• _ASSIGNED TASK_
Within the material below, find each line bearing the word "icon" and present it.
### ENTRIES PROVIDED
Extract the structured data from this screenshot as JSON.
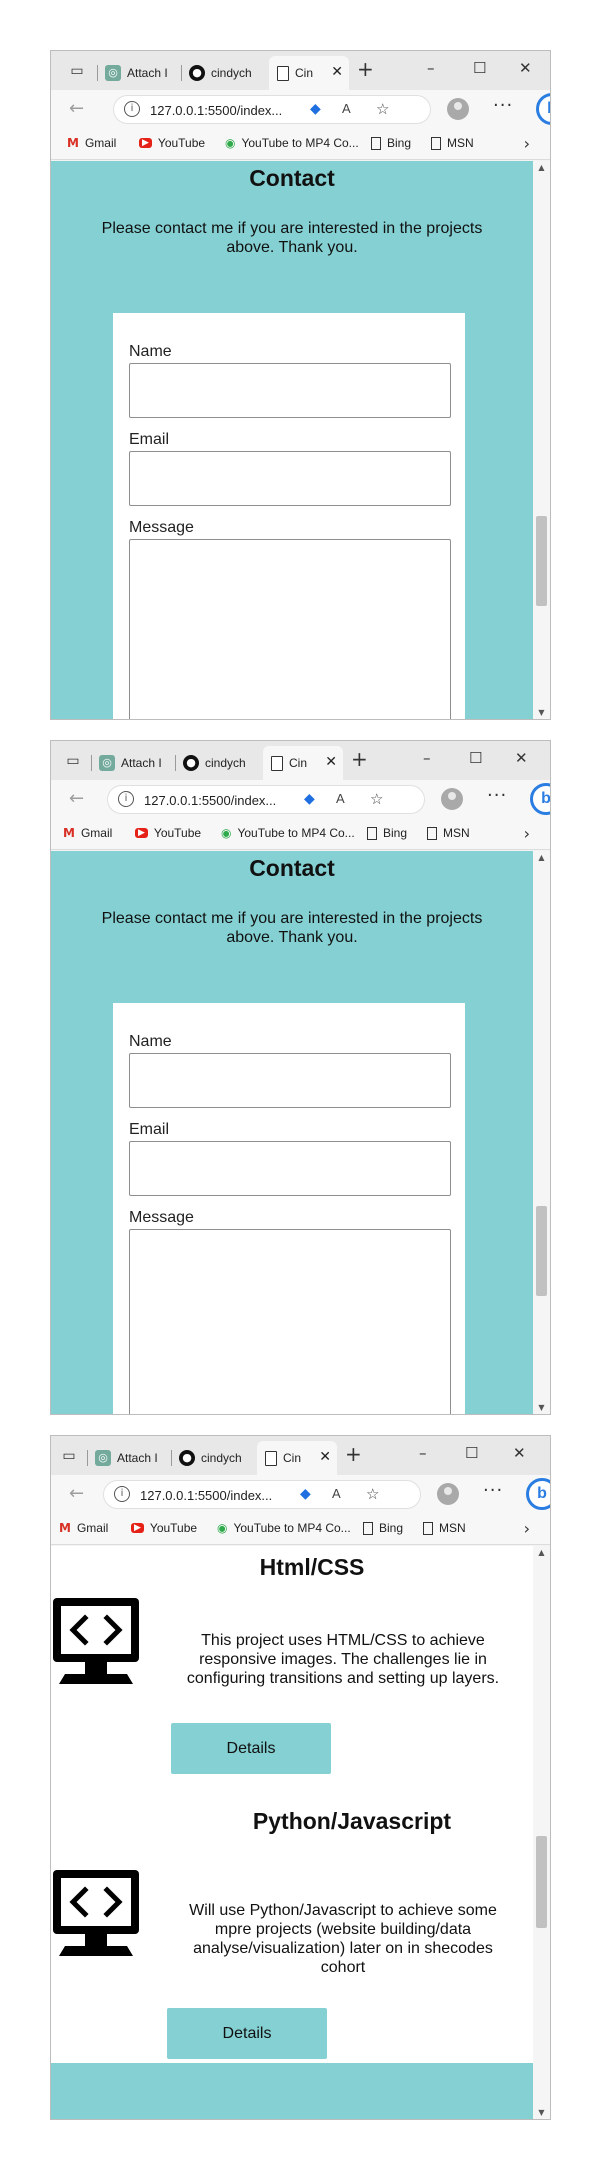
{
  "browser": {
    "tabs": [
      {
        "label": "Attach I"
      },
      {
        "label": "cindych"
      },
      {
        "label": "Cin"
      }
    ],
    "url": "127.0.0.1:5500/index...",
    "read_aloud_label": "A",
    "bing_label": "b",
    "favorites": [
      {
        "label": "Gmail",
        "icon": "gmail-icon"
      },
      {
        "label": "YouTube",
        "icon": "youtube-icon"
      },
      {
        "label": "YouTube to MP4 Co...",
        "icon": "converter-icon"
      },
      {
        "label": "Bing",
        "icon": "page-icon"
      },
      {
        "label": "MSN",
        "icon": "page-icon"
      }
    ]
  },
  "contact": {
    "title": "Contact",
    "intro": "Please contact me if you are interested in the projects above. Thank you.",
    "name_label": "Name",
    "email_label": "Email",
    "message_label": "Message"
  },
  "projects": [
    {
      "title": "Html/CSS",
      "description": "This project uses HTML/CSS to achieve responsive images. The challenges lie in configuring transitions and setting up layers.",
      "button": "Details"
    },
    {
      "title": "Python/Javascript",
      "description": "Will use Python/Javascript to achieve some mpre projects (website building/data analyse/visualization) later on in shecodes cohort",
      "button": "Details"
    }
  ],
  "colors": {
    "accent": "#84d0d2",
    "edge_blue": "#2a7de1"
  }
}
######
• _OUTPUT FOR THIS TASK_
        "icon": "gmail-icon"
        "icon": "youtube-icon"
        "icon": "converter-icon"
        "icon": "page-icon"
        "icon": "page-icon"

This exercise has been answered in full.